The key for me is to understand that we are all one. Intrinsically connected. Each and every one of us has a big responsibility towards our own self because we are one and it is only by letting go of these kinds of “separations” inside of us that we can move forward in raising our consciousness as living beings and truly change the world.
Our vibrations raise when we feel the connection with all that is. That’s why being conscious about our environment’s well-being (animals need this planet to live on as well as we do and are part of the environment as much as we are); of our health (to truly send good and positive vibrations into the world we simply can’t ingest cruelty and death); and the well-being of the animals (the cruelty that we are inflicting upon them is a reflection of our – humans’ – current state of being as a collective) is all part of the same journey.
Animals are part of oneness. Humans, and by extension our health, is part of oneness. Our planet is part of oneness. There simply isn’t any separation between the animals, the environment and our health. Why not care for everything?
What veganism encompasses, to enjoy a life free of violence and cruelty, is a big step toward an ahimsa world, and it is a step that I hope every human being will eventually take. But I also believe that it’s not the final destination. I believe that the journey of awakening of humankind has only just begun. It starts from within.
What an exciting time we are living in! I for one, despite the difficulties and the chaos that seem to pervade humankind at this moment in time, am extremely happy to have chosen to experience it all now and am proud to call myself an earthling.

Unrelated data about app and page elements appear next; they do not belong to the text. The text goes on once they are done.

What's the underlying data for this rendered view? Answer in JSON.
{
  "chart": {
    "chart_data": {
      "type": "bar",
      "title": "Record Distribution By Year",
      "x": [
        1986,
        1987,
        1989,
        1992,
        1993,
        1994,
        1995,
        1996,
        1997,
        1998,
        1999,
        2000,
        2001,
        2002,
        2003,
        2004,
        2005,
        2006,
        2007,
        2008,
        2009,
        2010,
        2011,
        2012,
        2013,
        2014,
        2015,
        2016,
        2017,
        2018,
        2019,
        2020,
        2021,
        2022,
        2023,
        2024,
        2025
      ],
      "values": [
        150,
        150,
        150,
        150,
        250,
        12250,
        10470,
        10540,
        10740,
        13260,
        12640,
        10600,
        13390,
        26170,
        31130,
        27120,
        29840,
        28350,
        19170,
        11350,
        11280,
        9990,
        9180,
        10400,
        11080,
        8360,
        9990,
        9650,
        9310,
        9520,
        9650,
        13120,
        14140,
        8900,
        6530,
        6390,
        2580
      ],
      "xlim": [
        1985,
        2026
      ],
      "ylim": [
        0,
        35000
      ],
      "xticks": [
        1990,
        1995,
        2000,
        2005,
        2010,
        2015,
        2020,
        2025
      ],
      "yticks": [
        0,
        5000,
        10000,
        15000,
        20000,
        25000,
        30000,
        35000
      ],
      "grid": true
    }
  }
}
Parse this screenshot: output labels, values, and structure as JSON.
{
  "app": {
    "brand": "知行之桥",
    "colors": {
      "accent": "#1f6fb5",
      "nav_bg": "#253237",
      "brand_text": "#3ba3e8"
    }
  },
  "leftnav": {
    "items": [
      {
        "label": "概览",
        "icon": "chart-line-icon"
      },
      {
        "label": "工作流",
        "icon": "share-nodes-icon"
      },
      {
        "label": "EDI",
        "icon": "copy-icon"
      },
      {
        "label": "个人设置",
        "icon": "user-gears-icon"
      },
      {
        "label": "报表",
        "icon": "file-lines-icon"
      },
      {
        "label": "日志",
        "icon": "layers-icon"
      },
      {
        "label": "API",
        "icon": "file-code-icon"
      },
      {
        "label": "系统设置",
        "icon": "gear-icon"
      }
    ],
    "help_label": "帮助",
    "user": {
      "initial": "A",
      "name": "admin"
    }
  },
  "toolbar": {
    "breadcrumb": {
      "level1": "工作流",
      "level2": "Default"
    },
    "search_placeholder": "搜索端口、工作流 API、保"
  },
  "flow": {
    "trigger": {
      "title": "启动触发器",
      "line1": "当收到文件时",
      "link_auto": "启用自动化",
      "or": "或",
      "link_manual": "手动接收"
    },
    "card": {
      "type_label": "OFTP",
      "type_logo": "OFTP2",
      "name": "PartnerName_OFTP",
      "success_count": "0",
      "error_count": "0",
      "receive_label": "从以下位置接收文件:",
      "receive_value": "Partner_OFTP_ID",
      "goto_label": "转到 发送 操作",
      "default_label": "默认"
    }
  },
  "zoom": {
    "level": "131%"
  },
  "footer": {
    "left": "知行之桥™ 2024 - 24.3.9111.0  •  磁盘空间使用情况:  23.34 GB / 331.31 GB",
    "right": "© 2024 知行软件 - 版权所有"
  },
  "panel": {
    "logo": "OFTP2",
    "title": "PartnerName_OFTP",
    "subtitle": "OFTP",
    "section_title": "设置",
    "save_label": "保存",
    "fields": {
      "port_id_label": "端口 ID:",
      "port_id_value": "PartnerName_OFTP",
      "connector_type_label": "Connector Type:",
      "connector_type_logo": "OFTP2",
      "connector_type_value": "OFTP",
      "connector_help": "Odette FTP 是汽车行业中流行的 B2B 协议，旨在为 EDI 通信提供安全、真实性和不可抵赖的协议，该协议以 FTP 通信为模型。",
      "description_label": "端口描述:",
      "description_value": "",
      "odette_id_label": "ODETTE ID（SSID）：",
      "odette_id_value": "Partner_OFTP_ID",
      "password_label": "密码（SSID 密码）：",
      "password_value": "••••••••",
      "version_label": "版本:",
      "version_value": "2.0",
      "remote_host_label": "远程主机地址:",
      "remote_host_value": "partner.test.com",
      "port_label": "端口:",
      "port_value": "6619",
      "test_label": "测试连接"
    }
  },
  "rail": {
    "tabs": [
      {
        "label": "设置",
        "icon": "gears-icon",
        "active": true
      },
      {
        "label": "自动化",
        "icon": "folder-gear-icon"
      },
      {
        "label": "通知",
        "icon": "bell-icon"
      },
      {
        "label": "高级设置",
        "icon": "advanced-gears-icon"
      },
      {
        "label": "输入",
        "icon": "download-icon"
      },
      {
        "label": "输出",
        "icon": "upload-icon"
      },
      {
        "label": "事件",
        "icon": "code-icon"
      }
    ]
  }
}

Laura Teodori, VLCE, Lover of animals and humans! I live in the French part of Switzerland. Passionate about traveling and drawing, I’m currently finding joy in understanding the laws of this universe in which we live. I’m hungry for knowledge that transcends that learned in school and through cultural habits. And even though I know that change takes time, I’m happily searching for the way that will accelerate the process for everybody or something like that 🙂